--- Source data ---

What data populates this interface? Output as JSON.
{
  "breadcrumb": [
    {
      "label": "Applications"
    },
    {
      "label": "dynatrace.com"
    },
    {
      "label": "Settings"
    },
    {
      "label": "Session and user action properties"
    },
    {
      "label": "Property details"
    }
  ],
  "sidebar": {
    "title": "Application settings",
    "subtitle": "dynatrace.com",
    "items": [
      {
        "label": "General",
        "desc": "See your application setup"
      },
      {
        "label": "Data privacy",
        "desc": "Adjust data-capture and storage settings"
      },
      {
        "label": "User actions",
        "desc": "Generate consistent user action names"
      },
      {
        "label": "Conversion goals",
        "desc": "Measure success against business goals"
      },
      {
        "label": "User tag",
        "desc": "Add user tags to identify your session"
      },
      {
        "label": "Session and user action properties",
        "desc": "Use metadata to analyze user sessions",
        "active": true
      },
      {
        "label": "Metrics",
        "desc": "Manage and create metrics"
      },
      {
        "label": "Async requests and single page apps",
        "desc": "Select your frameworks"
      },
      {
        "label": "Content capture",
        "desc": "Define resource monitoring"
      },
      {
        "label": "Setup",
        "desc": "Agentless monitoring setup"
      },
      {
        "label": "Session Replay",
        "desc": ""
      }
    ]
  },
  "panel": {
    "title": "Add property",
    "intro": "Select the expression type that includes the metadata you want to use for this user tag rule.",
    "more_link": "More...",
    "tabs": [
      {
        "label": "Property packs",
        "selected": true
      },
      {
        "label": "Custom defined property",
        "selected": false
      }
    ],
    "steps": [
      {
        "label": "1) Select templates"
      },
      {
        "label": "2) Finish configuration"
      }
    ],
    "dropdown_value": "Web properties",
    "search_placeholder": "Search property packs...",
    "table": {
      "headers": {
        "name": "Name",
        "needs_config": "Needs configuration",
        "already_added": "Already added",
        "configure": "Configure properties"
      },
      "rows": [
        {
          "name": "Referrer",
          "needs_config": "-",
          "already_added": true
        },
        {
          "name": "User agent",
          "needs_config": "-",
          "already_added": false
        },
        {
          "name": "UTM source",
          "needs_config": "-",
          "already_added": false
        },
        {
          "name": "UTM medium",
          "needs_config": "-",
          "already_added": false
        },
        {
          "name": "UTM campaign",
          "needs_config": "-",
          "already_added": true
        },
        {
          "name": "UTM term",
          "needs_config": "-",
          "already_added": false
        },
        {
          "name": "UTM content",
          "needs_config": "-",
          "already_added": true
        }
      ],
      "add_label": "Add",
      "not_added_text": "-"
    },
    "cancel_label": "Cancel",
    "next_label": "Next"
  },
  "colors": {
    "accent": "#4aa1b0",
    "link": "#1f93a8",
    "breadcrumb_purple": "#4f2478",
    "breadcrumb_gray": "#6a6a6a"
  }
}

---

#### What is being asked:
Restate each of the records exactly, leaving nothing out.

#### Output below:
What data populates this interface? Output as JSON.
{
  "breadcrumb": [
    {
      "label": "Applications"
    },
    {
      "label": "dynatrace.com"
    },
    {
      "label": "Settings"
    },
    {
      "label": "Session and user action properties"
    },
    {
      "label": "Property details"
    }
  ],
  "sidebar": {
    "title": "Application settings",
    "subtitle": "dynatrace.com",
    "items": [
      {
        "label": "General",
        "desc": "See your application setup"
      },
      {
        "label": "Data privacy",
        "desc": "Adjust data-capture and storage settings"
      },
      {
        "label": "User actions",
        "desc": "Generate consistent user action names"
      },
      {
        "label": "Conversion goals",
        "desc": "Measure success against business goals"
      },
      {
        "label": "User tag",
        "desc": "Add user tags to identify your session"
      },
      {
        "label": "Session and user action properties",
        "desc": "Use metadata to analyze user sessions",
        "active": true
      },
      {
        "label": "Metrics",
        "desc": "Manage and create metrics"
      },
      {
        "label": "Async requests and single page apps",
        "desc": "Select your frameworks"
      },
      {
        "label": "Content capture",
        "desc": "Define resource monitoring"
      },
      {
        "label": "Setup",
        "desc": "Agentless monitoring setup"
      },
      {
        "label": "Session Replay",
        "desc": ""
      }
    ]
  },
  "panel": {
    "title": "Add property",
    "intro": "Select the expression type that includes the metadata you want to use for this user tag rule.",
    "more_link": "More...",
    "tabs": [
      {
        "label": "Property packs",
        "selected": true
      },
      {
        "label": "Custom defined property",
        "selected": false
      }
    ],
    "steps": [
      {
        "label": "1) Select templates"
      },
      {
        "label": "2) Finish configuration"
      }
    ],
    "dropdown_value": "Web properties",
    "search_placeholder": "Search property packs...",
    "table": {
      "headers": {
        "name": "Name",
        "needs_config": "Needs configuration",
        "already_added": "Already added",
        "configure": "Configure properties"
      },
      "rows": [
        {
          "name": "Referrer",
          "needs_config": "-",
          "already_added": true
        },
        {
          "name": "User agent",
          "needs_config": "-",
          "already_added": false
        },
        {
          "name": "UTM source",
          "needs_config": "-",
          "already_added": false
        },
        {
          "name": "UTM medium",
          "needs_config": "-",
          "already_added": false
        },
        {
          "name": "UTM campaign",
          "needs_config": "-",
          "already_added": true
        },
        {
          "name": "UTM term",
          "needs_config": "-",
          "already_added": false
        },
        {
          "name": "UTM content",
          "needs_config": "-",
          "already_added": true
        }
      ],
      "add_label": "Add",
      "not_added_text": "-"
    },
    "cancel_label": "Cancel",
    "next_label": "Next"
  },
  "colors": {
    "accent": "#4aa1b0",
    "link": "#1f93a8",
    "breadcrumb_purple": "#4f2478",
    "breadcrumb_gray": "#6a6a6a"
  }
}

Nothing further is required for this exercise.